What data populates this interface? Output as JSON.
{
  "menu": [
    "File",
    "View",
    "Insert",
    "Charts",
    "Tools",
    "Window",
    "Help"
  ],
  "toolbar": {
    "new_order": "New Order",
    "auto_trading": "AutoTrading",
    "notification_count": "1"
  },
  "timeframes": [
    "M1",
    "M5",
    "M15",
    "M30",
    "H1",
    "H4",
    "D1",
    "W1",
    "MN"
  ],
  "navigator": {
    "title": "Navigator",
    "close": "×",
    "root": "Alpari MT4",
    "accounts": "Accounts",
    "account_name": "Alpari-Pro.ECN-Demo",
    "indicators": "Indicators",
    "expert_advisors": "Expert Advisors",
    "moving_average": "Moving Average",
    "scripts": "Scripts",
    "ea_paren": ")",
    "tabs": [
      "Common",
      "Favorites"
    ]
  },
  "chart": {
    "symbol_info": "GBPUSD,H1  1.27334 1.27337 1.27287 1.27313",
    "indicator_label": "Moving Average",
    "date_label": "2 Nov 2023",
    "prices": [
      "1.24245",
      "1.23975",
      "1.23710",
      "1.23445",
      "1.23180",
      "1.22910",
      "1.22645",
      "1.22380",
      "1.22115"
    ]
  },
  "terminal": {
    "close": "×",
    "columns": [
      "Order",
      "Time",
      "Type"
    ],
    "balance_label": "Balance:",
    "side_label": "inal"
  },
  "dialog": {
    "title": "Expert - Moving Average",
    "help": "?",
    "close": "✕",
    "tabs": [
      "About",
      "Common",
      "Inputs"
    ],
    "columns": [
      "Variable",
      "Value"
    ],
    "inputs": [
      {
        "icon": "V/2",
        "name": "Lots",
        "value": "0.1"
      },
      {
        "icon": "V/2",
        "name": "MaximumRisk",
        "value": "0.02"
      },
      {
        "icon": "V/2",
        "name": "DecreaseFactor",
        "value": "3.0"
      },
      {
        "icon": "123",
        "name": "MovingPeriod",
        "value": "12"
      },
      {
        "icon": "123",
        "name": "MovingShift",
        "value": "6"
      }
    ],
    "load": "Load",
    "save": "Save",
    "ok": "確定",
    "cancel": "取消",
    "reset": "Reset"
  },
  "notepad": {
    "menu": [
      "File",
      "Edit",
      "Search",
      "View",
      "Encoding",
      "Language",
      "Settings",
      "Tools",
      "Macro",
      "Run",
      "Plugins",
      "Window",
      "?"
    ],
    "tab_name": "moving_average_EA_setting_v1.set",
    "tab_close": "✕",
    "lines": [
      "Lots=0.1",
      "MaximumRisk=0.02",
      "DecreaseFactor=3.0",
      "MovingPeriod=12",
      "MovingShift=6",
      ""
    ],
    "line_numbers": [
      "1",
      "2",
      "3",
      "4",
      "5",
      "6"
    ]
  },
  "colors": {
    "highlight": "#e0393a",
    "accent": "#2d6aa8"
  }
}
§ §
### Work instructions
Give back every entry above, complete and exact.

### Response for this exercise
What data populates this interface? Output as JSON.
{
  "menu": [
    "File",
    "View",
    "Insert",
    "Charts",
    "Tools",
    "Window",
    "Help"
  ],
  "toolbar": {
    "new_order": "New Order",
    "auto_trading": "AutoTrading",
    "notification_count": "1"
  },
  "timeframes": [
    "M1",
    "M5",
    "M15",
    "M30",
    "H1",
    "H4",
    "D1",
    "W1",
    "MN"
  ],
  "navigator": {
    "title": "Navigator",
    "close": "×",
    "root": "Alpari MT4",
    "accounts": "Accounts",
    "account_name": "Alpari-Pro.ECN-Demo",
    "indicators": "Indicators",
    "expert_advisors": "Expert Advisors",
    "moving_average": "Moving Average",
    "scripts": "Scripts",
    "ea_paren": ")",
    "tabs": [
      "Common",
      "Favorites"
    ]
  },
  "chart": {
    "symbol_info": "GBPUSD,H1  1.27334 1.27337 1.27287 1.27313",
    "indicator_label": "Moving Average",
    "date_label": "2 Nov 2023",
    "prices": [
      "1.24245",
      "1.23975",
      "1.23710",
      "1.23445",
      "1.23180",
      "1.22910",
      "1.22645",
      "1.22380",
      "1.22115"
    ]
  },
  "terminal": {
    "close": "×",
    "columns": [
      "Order",
      "Time",
      "Type"
    ],
    "balance_label": "Balance:",
    "side_label": "inal"
  },
  "dialog": {
    "title": "Expert - Moving Average",
    "help": "?",
    "close": "✕",
    "tabs": [
      "About",
      "Common",
      "Inputs"
    ],
    "columns": [
      "Variable",
      "Value"
    ],
    "inputs": [
      {
        "icon": "V/2",
        "name": "Lots",
        "value": "0.1"
      },
      {
        "icon": "V/2",
        "name": "MaximumRisk",
        "value": "0.02"
      },
      {
        "icon": "V/2",
        "name": "DecreaseFactor",
        "value": "3.0"
      },
      {
        "icon": "123",
        "name": "MovingPeriod",
        "value": "12"
      },
      {
        "icon": "123",
        "name": "MovingShift",
        "value": "6"
      }
    ],
    "load": "Load",
    "save": "Save",
    "ok": "確定",
    "cancel": "取消",
    "reset": "Reset"
  },
  "notepad": {
    "menu": [
      "File",
      "Edit",
      "Search",
      "View",
      "Encoding",
      "Language",
      "Settings",
      "Tools",
      "Macro",
      "Run",
      "Plugins",
      "Window",
      "?"
    ],
    "tab_name": "moving_average_EA_setting_v1.set",
    "tab_close": "✕",
    "lines": [
      "Lots=0.1",
      "MaximumRisk=0.02",
      "DecreaseFactor=3.0",
      "MovingPeriod=12",
      "MovingShift=6",
      ""
    ],
    "line_numbers": [
      "1",
      "2",
      "3",
      "4",
      "5",
      "6"
    ]
  },
  "colors": {
    "highlight": "#e0393a",
    "accent": "#2d6aa8"
  }
}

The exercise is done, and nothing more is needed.